The New Mexico we dream about
Editor & Associate Publisher

In his review of our 2004 residential design competition, held in collaboration with the Albuquerque chapter of the American Institute of Architects, Elmo Baca notes that modernist architecture skipped New Mexico. Instead, Santa Fe style, with its branches of Pueblo Revival and Territorial Revival styles, grabbed the popular imagination here and hasn’t let go for a good 80 years.

Yet I wonder how often a local pueblo resident looks at a newly constructed frame/stucco house and thinks, “that doesn’t look anything like my place.” If you ever make the trip out to Sandia Pueblo, or Jemez, or Taos, you will probably find only a few obvious similarities to our suburban homes: brown stucco, protruding roof vigas, outdoor ovens. But the small home blocks—sometimes picturesquely stacked as at Taos Pueblo—the improvised designs, the spontaneous use of whatever materials fell to hand define more of an ethos than a rigid style. You probably won’t see brick floors, “kiva” fireplaces, rope-carved wooden posts, granite kitchen counters, or red tile roofs.

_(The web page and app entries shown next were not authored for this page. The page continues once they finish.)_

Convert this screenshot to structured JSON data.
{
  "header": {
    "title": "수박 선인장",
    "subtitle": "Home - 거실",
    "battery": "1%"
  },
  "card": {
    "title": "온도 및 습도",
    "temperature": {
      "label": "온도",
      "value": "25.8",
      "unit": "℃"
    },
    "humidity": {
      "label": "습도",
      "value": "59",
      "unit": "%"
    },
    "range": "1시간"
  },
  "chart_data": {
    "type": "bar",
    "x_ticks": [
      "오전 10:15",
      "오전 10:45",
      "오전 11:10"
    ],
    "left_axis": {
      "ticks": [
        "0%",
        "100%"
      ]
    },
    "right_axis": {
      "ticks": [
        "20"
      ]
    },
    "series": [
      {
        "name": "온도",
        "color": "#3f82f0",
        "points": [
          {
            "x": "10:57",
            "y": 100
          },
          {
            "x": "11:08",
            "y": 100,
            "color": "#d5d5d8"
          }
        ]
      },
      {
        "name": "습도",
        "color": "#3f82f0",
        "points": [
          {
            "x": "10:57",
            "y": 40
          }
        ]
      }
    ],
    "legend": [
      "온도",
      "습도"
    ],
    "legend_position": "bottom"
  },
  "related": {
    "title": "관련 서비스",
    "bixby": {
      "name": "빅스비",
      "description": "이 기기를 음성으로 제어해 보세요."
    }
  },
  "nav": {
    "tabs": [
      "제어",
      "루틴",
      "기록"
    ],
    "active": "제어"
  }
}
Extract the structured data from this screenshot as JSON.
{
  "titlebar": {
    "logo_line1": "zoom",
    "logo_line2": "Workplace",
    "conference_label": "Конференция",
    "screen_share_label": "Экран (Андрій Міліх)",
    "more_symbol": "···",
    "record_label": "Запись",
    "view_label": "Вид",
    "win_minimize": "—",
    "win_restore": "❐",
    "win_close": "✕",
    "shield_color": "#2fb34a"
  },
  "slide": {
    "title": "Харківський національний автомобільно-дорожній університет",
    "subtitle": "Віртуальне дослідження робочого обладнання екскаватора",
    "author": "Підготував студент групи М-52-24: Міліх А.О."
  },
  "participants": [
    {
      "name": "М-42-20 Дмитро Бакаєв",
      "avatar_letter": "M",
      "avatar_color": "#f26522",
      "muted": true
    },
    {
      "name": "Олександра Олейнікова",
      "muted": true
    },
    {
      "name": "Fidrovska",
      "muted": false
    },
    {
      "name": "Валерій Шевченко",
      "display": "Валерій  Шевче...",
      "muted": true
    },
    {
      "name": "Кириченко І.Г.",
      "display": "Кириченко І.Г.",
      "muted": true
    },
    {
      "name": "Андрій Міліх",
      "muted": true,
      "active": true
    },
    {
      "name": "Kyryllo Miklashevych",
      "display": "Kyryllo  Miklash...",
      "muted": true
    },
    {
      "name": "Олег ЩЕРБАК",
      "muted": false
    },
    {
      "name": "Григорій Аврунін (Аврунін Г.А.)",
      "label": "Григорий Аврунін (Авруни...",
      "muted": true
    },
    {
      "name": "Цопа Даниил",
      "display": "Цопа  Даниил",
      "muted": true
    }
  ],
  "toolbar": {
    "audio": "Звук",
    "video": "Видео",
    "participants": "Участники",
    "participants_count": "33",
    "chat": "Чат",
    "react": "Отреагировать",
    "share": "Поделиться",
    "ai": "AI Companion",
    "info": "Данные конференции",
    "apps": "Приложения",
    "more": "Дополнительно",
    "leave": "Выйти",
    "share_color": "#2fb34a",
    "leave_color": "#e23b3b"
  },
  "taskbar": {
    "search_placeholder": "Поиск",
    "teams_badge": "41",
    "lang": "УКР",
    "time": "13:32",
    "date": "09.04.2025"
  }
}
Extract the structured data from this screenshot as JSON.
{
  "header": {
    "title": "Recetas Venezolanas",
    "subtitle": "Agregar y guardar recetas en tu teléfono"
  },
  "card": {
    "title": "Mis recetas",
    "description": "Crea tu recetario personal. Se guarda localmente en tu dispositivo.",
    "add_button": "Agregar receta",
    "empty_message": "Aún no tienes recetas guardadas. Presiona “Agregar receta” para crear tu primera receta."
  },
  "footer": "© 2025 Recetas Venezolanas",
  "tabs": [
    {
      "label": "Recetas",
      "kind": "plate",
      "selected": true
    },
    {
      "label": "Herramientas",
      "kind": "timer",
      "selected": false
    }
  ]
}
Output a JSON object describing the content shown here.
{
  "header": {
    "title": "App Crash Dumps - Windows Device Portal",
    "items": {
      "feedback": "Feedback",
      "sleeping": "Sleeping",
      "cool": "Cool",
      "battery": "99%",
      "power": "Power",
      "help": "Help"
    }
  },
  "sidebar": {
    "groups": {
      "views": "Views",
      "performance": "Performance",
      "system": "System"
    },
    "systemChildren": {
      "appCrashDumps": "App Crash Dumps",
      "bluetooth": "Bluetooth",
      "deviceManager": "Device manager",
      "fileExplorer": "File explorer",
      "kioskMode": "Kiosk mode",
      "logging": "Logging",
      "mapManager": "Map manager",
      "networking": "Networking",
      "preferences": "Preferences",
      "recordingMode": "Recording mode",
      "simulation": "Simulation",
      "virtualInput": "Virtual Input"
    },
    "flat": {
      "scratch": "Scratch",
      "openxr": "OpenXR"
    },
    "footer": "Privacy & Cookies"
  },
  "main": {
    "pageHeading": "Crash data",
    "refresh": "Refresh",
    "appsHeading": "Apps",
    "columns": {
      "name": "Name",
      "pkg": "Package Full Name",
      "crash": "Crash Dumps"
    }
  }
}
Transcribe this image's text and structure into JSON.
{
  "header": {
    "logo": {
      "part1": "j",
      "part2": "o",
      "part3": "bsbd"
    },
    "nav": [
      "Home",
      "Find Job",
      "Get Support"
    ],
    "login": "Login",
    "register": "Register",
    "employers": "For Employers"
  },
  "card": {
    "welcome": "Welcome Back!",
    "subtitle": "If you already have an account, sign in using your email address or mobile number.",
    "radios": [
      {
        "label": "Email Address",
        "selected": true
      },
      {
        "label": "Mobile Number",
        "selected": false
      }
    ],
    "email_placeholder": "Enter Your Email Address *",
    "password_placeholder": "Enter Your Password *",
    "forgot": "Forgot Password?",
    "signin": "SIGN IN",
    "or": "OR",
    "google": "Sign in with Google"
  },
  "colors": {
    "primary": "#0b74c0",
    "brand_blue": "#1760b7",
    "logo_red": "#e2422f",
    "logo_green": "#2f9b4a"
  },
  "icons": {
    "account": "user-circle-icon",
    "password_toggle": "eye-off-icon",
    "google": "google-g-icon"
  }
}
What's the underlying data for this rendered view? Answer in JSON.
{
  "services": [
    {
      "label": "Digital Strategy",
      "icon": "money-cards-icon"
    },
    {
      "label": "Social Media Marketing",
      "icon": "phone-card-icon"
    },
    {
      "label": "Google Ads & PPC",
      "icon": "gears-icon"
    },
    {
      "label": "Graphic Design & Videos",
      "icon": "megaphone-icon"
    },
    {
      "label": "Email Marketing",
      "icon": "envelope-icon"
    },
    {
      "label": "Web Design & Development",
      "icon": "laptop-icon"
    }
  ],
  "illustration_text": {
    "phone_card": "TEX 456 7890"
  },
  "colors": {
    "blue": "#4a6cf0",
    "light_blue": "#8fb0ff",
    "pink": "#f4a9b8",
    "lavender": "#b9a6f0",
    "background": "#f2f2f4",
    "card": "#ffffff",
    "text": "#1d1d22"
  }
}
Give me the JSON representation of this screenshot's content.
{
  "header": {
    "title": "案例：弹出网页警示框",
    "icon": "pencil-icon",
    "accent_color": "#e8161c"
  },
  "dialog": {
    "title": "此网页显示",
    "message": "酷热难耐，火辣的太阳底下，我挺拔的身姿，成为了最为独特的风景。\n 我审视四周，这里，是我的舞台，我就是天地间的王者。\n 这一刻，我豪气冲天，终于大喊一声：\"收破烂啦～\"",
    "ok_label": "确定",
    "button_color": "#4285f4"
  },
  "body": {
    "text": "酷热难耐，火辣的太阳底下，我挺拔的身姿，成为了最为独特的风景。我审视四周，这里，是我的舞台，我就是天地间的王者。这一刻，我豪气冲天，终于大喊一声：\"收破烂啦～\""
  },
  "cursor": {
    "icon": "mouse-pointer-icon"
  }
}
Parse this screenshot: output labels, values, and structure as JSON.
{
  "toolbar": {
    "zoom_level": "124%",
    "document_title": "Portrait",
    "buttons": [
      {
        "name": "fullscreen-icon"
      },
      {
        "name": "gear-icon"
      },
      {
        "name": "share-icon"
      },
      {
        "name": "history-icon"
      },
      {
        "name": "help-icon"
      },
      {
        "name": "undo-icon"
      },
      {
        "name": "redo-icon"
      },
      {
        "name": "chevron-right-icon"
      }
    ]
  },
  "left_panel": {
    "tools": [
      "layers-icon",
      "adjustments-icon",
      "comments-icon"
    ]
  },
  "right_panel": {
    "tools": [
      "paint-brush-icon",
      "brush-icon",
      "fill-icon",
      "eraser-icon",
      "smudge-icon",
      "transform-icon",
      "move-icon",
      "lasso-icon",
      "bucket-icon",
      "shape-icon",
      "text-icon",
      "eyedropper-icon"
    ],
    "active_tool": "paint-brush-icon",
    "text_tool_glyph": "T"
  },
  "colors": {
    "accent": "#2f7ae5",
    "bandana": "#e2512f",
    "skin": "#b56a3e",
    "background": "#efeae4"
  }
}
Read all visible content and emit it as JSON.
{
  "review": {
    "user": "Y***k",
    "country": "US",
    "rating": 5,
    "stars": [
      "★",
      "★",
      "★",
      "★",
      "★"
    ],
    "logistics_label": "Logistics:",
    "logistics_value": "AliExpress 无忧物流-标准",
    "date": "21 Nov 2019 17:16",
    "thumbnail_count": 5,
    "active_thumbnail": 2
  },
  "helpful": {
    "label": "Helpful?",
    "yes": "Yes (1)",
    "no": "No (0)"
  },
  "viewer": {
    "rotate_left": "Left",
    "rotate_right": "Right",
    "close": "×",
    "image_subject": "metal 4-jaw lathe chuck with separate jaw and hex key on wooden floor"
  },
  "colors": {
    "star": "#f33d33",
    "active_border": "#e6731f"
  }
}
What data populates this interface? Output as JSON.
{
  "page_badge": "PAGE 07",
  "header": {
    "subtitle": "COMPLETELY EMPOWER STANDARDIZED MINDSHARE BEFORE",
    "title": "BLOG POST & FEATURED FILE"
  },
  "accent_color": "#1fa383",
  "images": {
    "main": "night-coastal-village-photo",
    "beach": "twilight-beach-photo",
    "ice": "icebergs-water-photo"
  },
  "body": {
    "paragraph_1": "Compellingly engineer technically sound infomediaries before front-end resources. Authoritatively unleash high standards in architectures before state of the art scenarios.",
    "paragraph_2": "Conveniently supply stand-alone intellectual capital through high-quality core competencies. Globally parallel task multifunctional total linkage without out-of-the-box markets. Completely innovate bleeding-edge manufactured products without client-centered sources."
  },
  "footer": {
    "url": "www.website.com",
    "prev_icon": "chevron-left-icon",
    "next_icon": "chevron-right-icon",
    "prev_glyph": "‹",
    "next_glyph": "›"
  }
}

Still, the anglicized versions developed by architects and designers in the early 20th century enunciated a design vocabulary that remains extremely popular today, through every variation from enthusiastic emulation to slavish repetition to experimental exploration. But the cornerstone styles of Pueblo and Territorial revivals continue to define the uniquely New Mexican expression of Southwestern style because they trigger powerful emotional associations. They invoke a gentle, unhurried, imaginary time of detours down burro alleys and quiet conversations in shady courtyards. In a sense, it’s the New Mexico we all dream we live in.


Photo © Jack Parsons

Despite the marketeering roots of the style, it stayed around long enough to establish a comforting continuity with the past that still helps maintain regional identity. The founders of Santa Fe style succeeded on a larger scale than they intended, since the look goes far beyond homes in the capital. Other styles may come and go, but if they lack an organic connection to the place, they’ll never stick as defining emblems of New Mexico.

The houses selected for awards by our AIA competition jury represent significant new directions in placed-based architecture, without relying on the sentimentality that nips the heels of boredom with the same ol’, same ol’. The best of the new breed, and perhaps the ones that will gain traction in popular taste, incorporate the lessons of the past, the opportunities of new ideas and new materials, and authentic reactions to and interpretations of the landscape, the culture, and the mood of the times.